I like this laura, and I'm certainly intrigued as to what other fables might be found on the pips, very nice find. So whilst playing the game of Minchiate the players were being reminded of their morals! I like that.
 

Le Fanu

I had noticed this. Especially the Stork and the Fox and the Monkey with the mirror. There are other cards which, even if not Aesop, have a parable-like feel to them.

Looking at the LoS Minchiate (1725), I see;

The 5 of Swords has a Fox/dog popping its head out of a chicken hatch and scaring all the chickens!

The 8 of Swords has what looks like a hedghog sniffing either a coiled snake or a baby hedgehog (can't quite make it out!) and a monkey - again - holding up a mirror.

The 4 of Swords has what looks like a weird dog or weasal on a stool attempting to read a tablet (of stone?) and a unicorn at the bottom of the card.

The 2 of Swords has a meek deer turned away from the viewer.

Plus the 3 of Cups has a very proud lion strutting against a fluttering scroll.
 

Laura Borealis

Great examples. :) The monkey on the 8 of swords seems almost faun-like to me, just looking at the legs and feet -- those look like hooves. But the head is a monkey's head. So hard to tell what the artist had in mind, sometimes.

Interestingly, on the Al Leone Minchiate Fiorentine, the hedgehog has become a rabbit. The Al Leone is several decades later, even though the art seems to have gone backward in time. Are hedgehogs pan-European? I associate them with the British Isles, not with Italy. Maybe it morphed due to unfamiliarity... or maybe the artist just likes bunnies. Forgive my rambling, I haven't had my coffee yet...

Back to the pips and the tales they tell. The 3 of swords is clearly Romulus and Remus suckling from their wolf foster-mother. Examples: Etruria and Al Leone. Wikipedia article on the lads here. Raised by wolves!
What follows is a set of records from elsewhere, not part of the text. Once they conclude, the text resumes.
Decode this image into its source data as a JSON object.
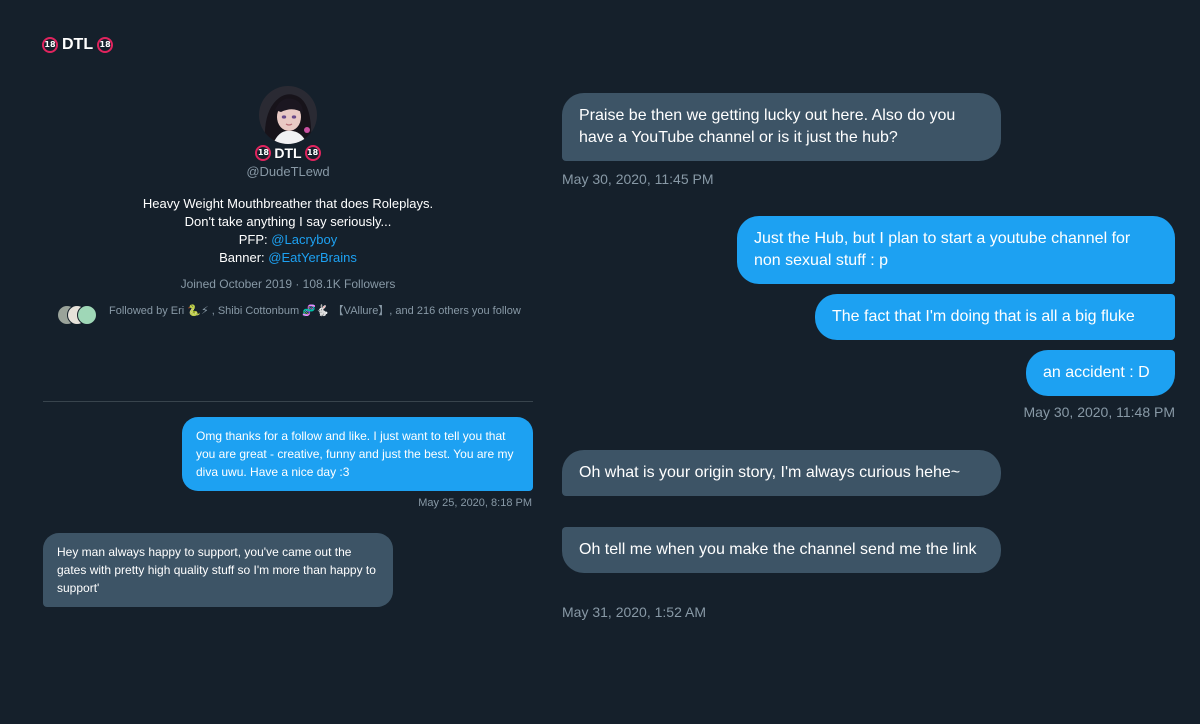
{
  "header": {
    "name": "DTL",
    "badge": "18"
  },
  "profile": {
    "name": "DTL",
    "badge": "18",
    "handle": "@DudeTLewd",
    "bio_line1": "Heavy Weight Mouthbreather that does Roleplays.",
    "bio_line2": "Don't take anything I say seriously...",
    "pfp_label": "PFP: ",
    "pfp_link": "@Lacryboy",
    "banner_label": "Banner: ",
    "banner_link": "@EatYerBrains",
    "joined": "Joined October 2019 · 108.1K Followers",
    "followed_by": "Followed by Eri 🐍⚡ , Shibi Cottonbum 🧬🐇 【VAllure】, and 216 others you follow"
  },
  "left_conversation": {
    "messages": [
      {
        "text": "Omg thanks for a follow and like. I just want to tell you that you are great - creative, funny and just the best. You are my diva uwu. Have a nice day :3",
        "timestamp": "May 25, 2020, 8:18 PM"
      },
      {
        "text": "Hey man always happy to support, you've came out the gates with pretty high quality stuff so I'm more than happy to support'"
      }
    ]
  },
  "right_conversation": {
    "messages": [
      {
        "text": "Praise be then we getting lucky out here. Also do you have a YouTube channel or is it just the hub?",
        "timestamp": "May 30, 2020, 11:45 PM"
      },
      {
        "text": "Just the Hub, but I plan to start a youtube channel for non sexual stuff : p"
      },
      {
        "text": "The fact that I'm doing that is all a big fluke"
      },
      {
        "text": "an accident : D",
        "timestamp": "May 30, 2020, 11:48 PM"
      },
      {
        "text": "Oh what is your origin story, I'm always curious hehe~"
      },
      {
        "text": "Oh tell me when you make the channel send me the link",
        "timestamp": "May 31, 2020, 1:52 AM"
      }
    ]
  },
  "colors": {
    "background": "#15202b",
    "sent_bubble": "#1da1f2",
    "received_bubble": "#3d5466",
    "muted_text": "#8899a6",
    "link": "#1da1f2",
    "badge_ring": "#e0245e"
  }
}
So clearly the stories referenced in the pips are not just from Aesop's tales; they're coming from mythology too, and who knows what other sources. It may be difficult to identify just what is meant by a weasel on a stool. :p